You can do the same thing with functions that are not C# Func types but Action types:

Action<int, int, int> xadd = (a, b, c) => Console.WriteLine(a + b + c);
Action<int, int> xoneParam = (b, c) => add(3, b, c);
Action<int> xtwoParams = (c) => add(3, 4, c);


As Jon Skeet so eloquently wrote: “currying effectively decomposes the function into functions taking a single parameter.”  Study this example carefully:

Func<int, Func<int, Func<int, int>>> curried = a => b => c => a + b + c;
int twelve = curried(3)(4)(5);
Func<int, Func<int, int>> oneParam = curried(3);
Func<int, int> twoParams = curried(3)(4);
twelve = twoParams(5);

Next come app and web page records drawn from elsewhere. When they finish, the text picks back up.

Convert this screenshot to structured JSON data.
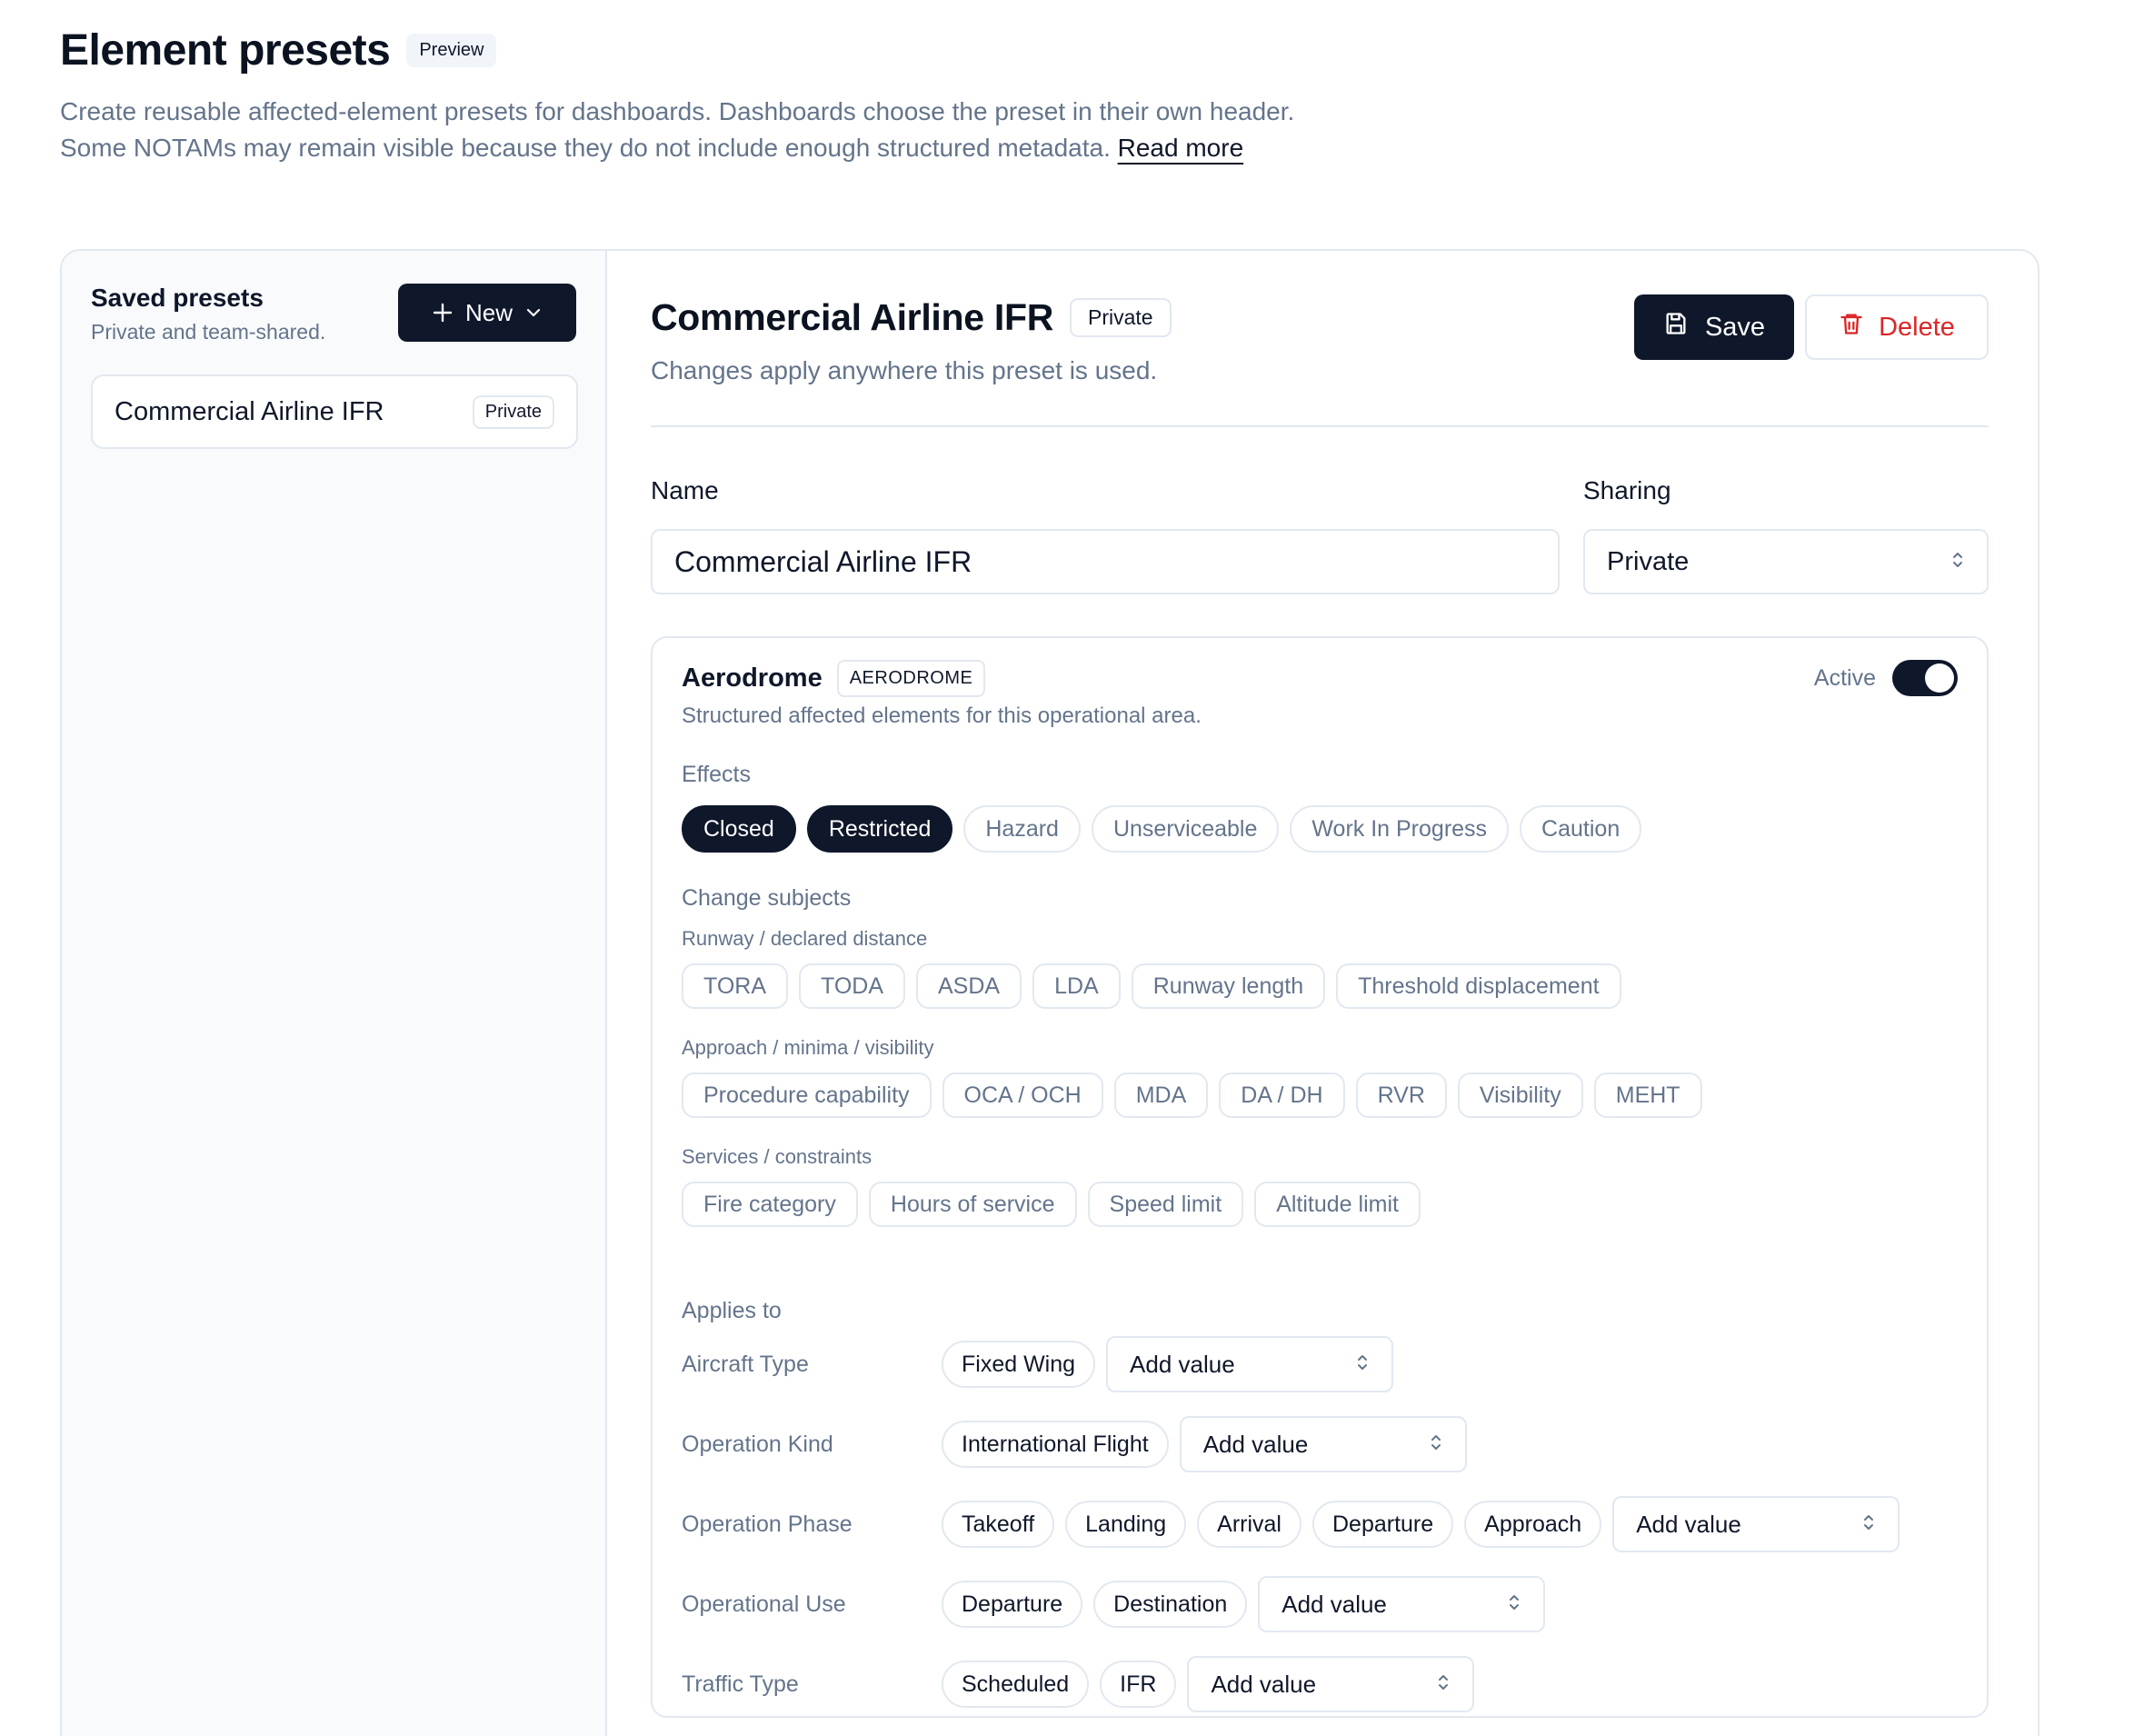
{
  "header": {
    "title": "Element presets",
    "badge": "Preview",
    "description": "Create reusable affected-element presets for dashboards. Dashboards choose the preset in their own header. Some NOTAMs may remain visible because they do not include enough structured metadata.",
    "read_more": "Read more"
  },
  "sidebar": {
    "title": "Saved presets",
    "subtitle": "Private and team-shared.",
    "new_label": "New",
    "presets": [
      {
        "name": "Commercial Airline IFR",
        "visibility": "Private"
      }
    ]
  },
  "detail": {
    "title": "Commercial Airline IFR",
    "visibility_badge": "Private",
    "subtitle": "Changes apply anywhere this preset is used.",
    "save_label": "Save",
    "delete_label": "Delete",
    "name_label": "Name",
    "name_value": "Commercial Airline IFR",
    "sharing_label": "Sharing",
    "sharing_value": "Private"
  },
  "area": {
    "name": "Aerodrome",
    "code": "AERODROME",
    "description": "Structured affected elements for this operational area.",
    "active_label": "Active",
    "effects_label": "Effects",
    "effects": [
      {
        "label": "Closed",
        "selected": true
      },
      {
        "label": "Restricted",
        "selected": true
      },
      {
        "label": "Hazard",
        "selected": false
      },
      {
        "label": "Unserviceable",
        "selected": false
      },
      {
        "label": "Work In Progress",
        "selected": false
      },
      {
        "label": "Caution",
        "selected": false
      }
    ],
    "change_subjects_label": "Change subjects",
    "groups": [
      {
        "label": "Runway / declared distance",
        "items": [
          "TORA",
          "TODA",
          "ASDA",
          "LDA",
          "Runway length",
          "Threshold displacement"
        ]
      },
      {
        "label": "Approach / minima / visibility",
        "items": [
          "Procedure capability",
          "OCA / OCH",
          "MDA",
          "DA / DH",
          "RVR",
          "Visibility",
          "MEHT"
        ]
      },
      {
        "label": "Services / constraints",
        "items": [
          "Fire category",
          "Hours of service",
          "Speed limit",
          "Altitude limit"
        ]
      }
    ],
    "applies_label": "Applies to",
    "add_value_label": "Add value",
    "applies": [
      {
        "label": "Aircraft Type",
        "values": [
          "Fixed Wing"
        ]
      },
      {
        "label": "Operation Kind",
        "values": [
          "International Flight"
        ]
      },
      {
        "label": "Operation Phase",
        "values": [
          "Takeoff",
          "Landing",
          "Arrival",
          "Departure",
          "Approach"
        ]
      },
      {
        "label": "Operational Use",
        "values": [
          "Departure",
          "Destination"
        ]
      },
      {
        "label": "Traffic Type",
        "values": [
          "Scheduled",
          "IFR"
        ]
      }
    ]
  }
}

Note how the parameters of the curried function are called as separate parameters: (3)(4)(5).  Also note that the function is defined with a => b
=> c=>
, which tells you this is a curried function!

Interestingly, we can use var in this case:

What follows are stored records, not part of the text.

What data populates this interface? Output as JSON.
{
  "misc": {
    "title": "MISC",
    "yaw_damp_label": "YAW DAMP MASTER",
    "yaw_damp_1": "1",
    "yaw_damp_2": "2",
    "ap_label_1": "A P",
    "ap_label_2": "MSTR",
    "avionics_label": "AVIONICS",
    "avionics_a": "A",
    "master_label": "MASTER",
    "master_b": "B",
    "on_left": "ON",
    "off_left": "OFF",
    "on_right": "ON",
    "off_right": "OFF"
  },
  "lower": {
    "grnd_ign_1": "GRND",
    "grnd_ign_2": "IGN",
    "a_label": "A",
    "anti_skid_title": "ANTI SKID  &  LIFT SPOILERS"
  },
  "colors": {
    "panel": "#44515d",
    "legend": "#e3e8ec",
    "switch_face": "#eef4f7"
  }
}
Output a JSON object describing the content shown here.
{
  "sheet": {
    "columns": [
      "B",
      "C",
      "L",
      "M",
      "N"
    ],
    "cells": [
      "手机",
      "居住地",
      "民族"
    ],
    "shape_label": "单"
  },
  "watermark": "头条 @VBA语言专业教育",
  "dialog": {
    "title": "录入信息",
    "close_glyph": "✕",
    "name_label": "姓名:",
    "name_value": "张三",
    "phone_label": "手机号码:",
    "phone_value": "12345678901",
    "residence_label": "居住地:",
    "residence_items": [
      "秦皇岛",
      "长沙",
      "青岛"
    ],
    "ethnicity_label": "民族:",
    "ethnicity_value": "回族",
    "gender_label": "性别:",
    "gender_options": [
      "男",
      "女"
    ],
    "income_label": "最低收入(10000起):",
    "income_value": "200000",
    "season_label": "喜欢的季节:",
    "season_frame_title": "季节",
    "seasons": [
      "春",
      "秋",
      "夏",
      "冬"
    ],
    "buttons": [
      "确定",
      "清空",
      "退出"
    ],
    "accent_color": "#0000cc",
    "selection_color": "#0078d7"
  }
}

var oneParam = curried(3);
var twoParams = curried(3)(4);

Again however, the syntax in C# for defining the curried function must be explicit – “a function that takes an int that returns a function that takes an int and returns a function that takes an int and returns an int.”  This gets ugly real quick, and again, in F#, the inference engine knows you’re doing currying:

> add(3);;
val it : (int -> int -> int) = <fun:it@9>

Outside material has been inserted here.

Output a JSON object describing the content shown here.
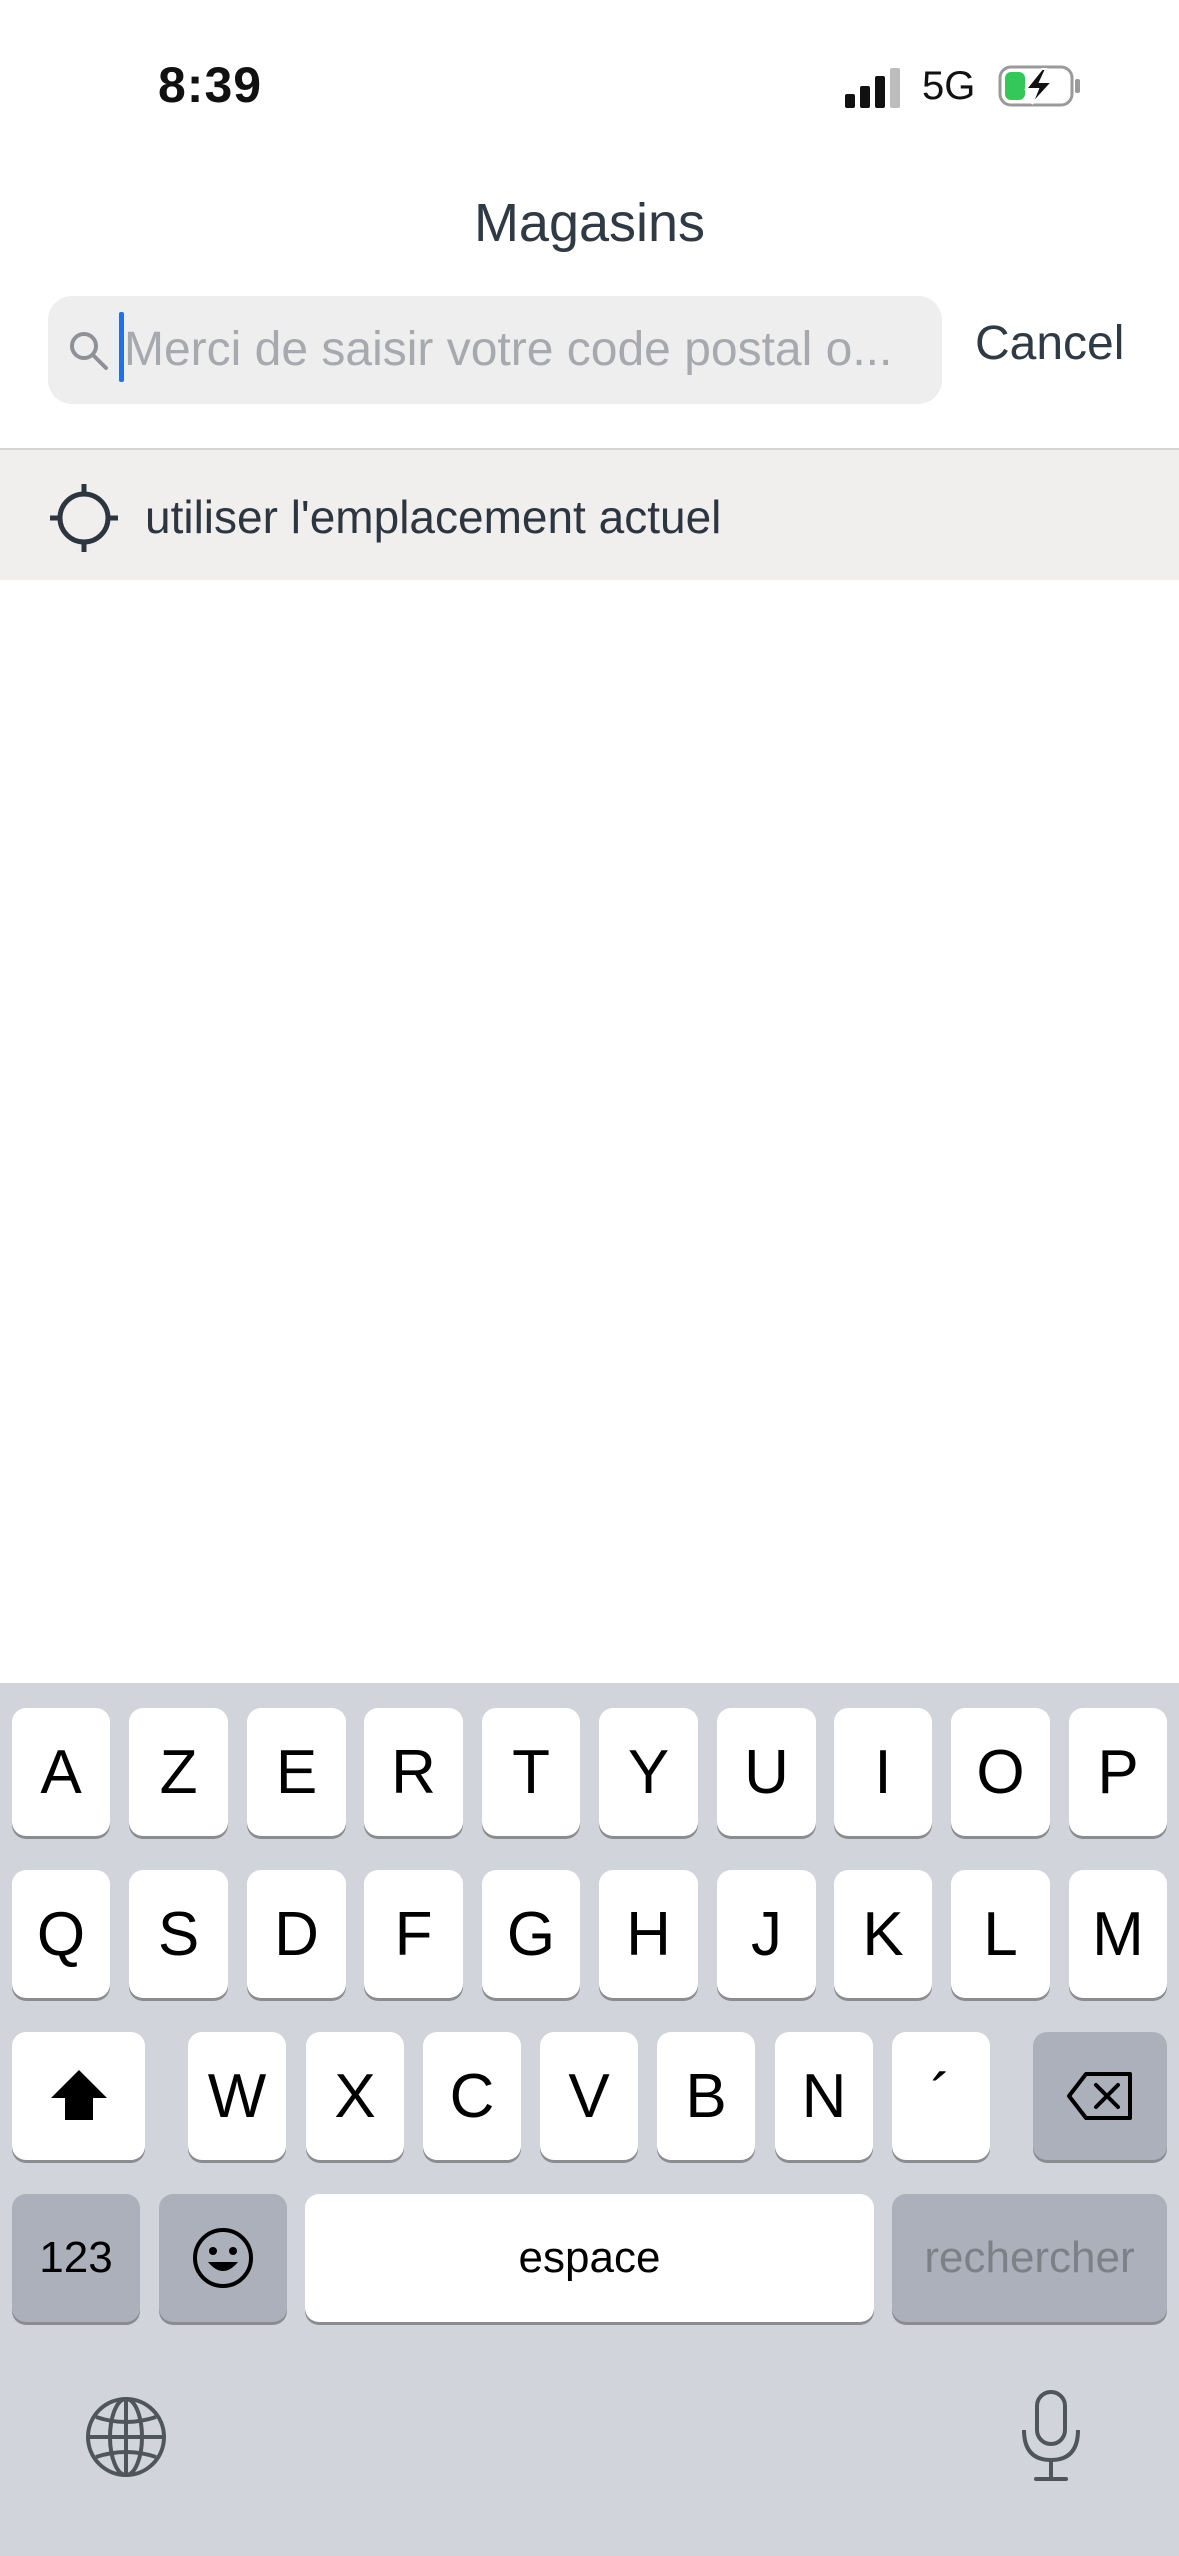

> let add3 = add(3);;
val add3 : (int -> int -> int)

> let add3and4 = add(3)(4);;
val add3and4 : (int -> int)

> add3and4(5);;
val it : int = 12

Also notice this in F#:

add3(4, 5);;
add3(4, 5);;

stdin(13,6): error FS0001: This expression was expected to have type
but here has type
''a * 'b'

The correct syntax, in F# looks just like C# – one parameter per “function”:

> add3(4)(5);;
val it : int = 12

Again, once you create a curried function, you have to treat it like a curried function, same as in C#.

What about curried functions of an Action?  It would look like this:

Func<int, Func<int, Action<int>>> curried = a => b => c => Console.WriteLine(a + b + c);
var oneParam = curried(3);
var twoParams = curried(3)(4);
twoParams(5);  // prints 12

Note how the final result of last Func is an Action that takes the last value.

So now hopefully you have a clear understanding of the difference between partial application and currying.

FlowSharpCode, continued…


A simple example, but the “problem” is that the three Drakon shapes (begin loop, output, and end loop) each still have individual C# code-behind in each shape.  For example, the begin loop has the code-behind:

 var n in Enumerable.Range(1, 10)

My original idea was that the Drakon shape description should not define the language-specific syntax, instead that should be implemented by the developer in the code-behind.

In practice (and I’ve written a complex application in FlowSharpCode, so I know) it becomes unwieldy to deal with one-liner code behind, the result of which is that I tend not to use Drakon shapes, but that results in nothing better than a meaningless box with some code in it.

I’m also reluctant to put the code in the shape label (though this is supported) as again we’re now dealing with language specific syntax.

I’m also reluctant to create a meta-language for Drakon shapes, for example, something that could interpret:

n = 1..10

into C#, Python, whatever.  What if the developer wants to write:

Count from 1 to 10

So, what I’m considering is letting the developer create the Domain Specific Language (DSL) so that they can expressively communicate the semantics of a Drakon shape and also provide the rules for how the semantics is parsed, ideally in an intermediate language (IL), for example, something that expresses a for loop, a method call, whatever.

The advantage to this is that the developer can create whatever DSL they like to work in, the IL glues it together into the concrete language.

Two things happen then:

  1. The DSL is interchangeable.  Any IL can be super-composed into your DSL choice.
  2. The IL is language independent, so it can be de-composed into language specific syntax.

Item #2 of course imposes some significant limitations — what if a language doesn’t support classes, or interfaces, or yield operator, or whatever?  I’m not particularly too concerned about that as a language-independent DSL/IL is more of a curiosity piece, as it becomes rapidly untenable when your code starts calling language-framework-platform dependencies.

However, I’d love to hear my readers thoughts on this DSL/IL concept I’m considering.